#### [What you will do]
Which lines below contain "GetHTML"? Copy every one of them.

(Entries from a dataset of interfaces)
··········

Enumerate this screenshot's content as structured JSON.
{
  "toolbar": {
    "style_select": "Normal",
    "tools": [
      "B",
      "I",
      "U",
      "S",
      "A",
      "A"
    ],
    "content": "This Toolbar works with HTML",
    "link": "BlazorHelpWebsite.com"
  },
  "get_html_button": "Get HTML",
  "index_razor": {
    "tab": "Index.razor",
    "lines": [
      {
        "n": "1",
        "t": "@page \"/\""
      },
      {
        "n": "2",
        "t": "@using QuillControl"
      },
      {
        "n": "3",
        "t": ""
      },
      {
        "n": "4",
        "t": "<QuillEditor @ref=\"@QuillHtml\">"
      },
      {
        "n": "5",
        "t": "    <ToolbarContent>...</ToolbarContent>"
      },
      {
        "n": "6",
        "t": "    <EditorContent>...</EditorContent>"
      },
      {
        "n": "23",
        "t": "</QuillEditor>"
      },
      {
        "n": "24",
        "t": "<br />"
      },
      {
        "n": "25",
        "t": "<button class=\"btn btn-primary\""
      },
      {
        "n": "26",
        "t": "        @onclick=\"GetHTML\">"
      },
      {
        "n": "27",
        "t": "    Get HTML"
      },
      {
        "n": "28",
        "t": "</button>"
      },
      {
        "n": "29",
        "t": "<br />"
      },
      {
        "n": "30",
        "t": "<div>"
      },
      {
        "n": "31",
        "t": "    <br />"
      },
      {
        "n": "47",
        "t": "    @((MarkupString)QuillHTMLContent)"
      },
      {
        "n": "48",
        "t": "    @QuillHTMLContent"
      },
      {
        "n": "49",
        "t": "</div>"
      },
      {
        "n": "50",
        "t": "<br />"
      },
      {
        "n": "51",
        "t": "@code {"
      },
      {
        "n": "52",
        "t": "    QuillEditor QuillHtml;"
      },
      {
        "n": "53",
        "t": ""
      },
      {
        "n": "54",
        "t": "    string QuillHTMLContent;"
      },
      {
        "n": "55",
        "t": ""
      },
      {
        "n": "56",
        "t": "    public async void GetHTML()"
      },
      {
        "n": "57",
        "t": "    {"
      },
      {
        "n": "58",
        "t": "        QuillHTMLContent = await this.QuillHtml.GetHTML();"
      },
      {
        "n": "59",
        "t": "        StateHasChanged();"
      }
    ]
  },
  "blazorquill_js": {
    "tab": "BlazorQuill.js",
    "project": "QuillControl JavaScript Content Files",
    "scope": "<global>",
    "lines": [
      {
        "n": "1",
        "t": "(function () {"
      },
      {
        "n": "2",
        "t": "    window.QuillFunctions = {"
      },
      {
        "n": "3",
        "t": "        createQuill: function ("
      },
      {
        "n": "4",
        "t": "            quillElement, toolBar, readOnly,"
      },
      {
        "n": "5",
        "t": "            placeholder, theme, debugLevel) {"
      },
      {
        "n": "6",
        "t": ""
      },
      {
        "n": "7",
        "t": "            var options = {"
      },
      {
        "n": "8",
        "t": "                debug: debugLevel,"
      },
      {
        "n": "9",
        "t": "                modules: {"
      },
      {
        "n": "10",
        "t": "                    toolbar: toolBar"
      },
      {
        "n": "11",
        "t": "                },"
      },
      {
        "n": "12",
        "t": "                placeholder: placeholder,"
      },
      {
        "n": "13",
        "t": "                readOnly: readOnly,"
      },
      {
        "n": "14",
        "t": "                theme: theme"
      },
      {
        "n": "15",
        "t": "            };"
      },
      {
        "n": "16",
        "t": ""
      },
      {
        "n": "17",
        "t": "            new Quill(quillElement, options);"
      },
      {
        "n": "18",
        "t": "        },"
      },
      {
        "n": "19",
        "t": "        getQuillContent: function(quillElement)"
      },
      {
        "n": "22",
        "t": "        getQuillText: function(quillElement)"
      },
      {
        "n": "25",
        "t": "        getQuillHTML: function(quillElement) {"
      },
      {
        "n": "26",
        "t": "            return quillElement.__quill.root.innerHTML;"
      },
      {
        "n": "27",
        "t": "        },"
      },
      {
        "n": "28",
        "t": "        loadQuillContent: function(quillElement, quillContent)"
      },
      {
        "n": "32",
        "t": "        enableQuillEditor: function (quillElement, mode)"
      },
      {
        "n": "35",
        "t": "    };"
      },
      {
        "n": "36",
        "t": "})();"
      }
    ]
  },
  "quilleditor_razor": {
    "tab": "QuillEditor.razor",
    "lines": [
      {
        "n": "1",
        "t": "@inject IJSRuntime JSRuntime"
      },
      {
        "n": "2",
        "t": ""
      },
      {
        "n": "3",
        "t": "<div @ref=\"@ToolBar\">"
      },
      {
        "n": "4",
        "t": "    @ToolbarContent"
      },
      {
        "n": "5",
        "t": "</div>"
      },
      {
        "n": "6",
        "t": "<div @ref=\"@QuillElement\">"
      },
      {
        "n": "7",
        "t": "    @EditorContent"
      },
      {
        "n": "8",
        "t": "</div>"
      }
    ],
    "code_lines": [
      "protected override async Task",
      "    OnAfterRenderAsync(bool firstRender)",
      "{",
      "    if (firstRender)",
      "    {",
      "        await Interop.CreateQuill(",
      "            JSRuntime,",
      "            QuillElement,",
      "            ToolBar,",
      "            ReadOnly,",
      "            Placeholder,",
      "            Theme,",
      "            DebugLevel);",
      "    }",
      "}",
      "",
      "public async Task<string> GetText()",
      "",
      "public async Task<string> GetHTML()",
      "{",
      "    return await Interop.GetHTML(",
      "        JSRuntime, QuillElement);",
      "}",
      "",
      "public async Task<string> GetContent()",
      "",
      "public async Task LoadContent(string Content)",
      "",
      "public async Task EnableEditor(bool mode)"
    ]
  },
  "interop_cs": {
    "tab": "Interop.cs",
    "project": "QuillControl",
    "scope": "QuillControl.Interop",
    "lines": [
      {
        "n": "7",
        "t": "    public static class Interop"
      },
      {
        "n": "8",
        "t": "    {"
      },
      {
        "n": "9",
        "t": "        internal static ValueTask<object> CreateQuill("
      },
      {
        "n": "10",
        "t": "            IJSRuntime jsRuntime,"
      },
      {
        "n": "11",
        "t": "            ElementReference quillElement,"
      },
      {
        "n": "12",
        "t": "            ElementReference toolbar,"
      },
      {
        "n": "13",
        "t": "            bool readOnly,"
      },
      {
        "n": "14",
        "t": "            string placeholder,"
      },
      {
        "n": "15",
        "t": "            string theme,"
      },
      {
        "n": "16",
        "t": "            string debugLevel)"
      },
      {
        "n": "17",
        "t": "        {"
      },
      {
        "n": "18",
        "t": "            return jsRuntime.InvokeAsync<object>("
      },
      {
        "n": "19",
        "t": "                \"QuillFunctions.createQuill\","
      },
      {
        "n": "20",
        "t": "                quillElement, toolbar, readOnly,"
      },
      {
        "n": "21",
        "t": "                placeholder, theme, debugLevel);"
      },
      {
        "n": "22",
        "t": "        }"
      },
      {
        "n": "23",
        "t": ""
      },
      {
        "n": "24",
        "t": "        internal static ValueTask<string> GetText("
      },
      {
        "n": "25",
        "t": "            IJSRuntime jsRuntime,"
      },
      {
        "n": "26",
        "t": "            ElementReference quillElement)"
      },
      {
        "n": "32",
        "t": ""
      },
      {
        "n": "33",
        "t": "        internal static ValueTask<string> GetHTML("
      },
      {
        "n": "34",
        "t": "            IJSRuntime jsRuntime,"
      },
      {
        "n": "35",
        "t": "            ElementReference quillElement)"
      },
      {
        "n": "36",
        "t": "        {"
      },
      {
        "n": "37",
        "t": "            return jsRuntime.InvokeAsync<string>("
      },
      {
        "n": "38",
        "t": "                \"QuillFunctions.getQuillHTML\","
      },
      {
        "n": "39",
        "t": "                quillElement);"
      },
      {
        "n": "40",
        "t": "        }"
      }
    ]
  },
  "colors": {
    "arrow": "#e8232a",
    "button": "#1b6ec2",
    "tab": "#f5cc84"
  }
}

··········

#### [Solution for this problem]
        "t": "        @onclick=\"GetHTML\">"
        "t": "    public async void GetHTML()"
        "t": "        QuillHTMLContent = await this.QuillHtml.GetHTML();"
      "public async Task<string> GetHTML()",
      "    return await Interop.GetHTML(",
        "t": "        internal static ValueTask<string> GetHTML("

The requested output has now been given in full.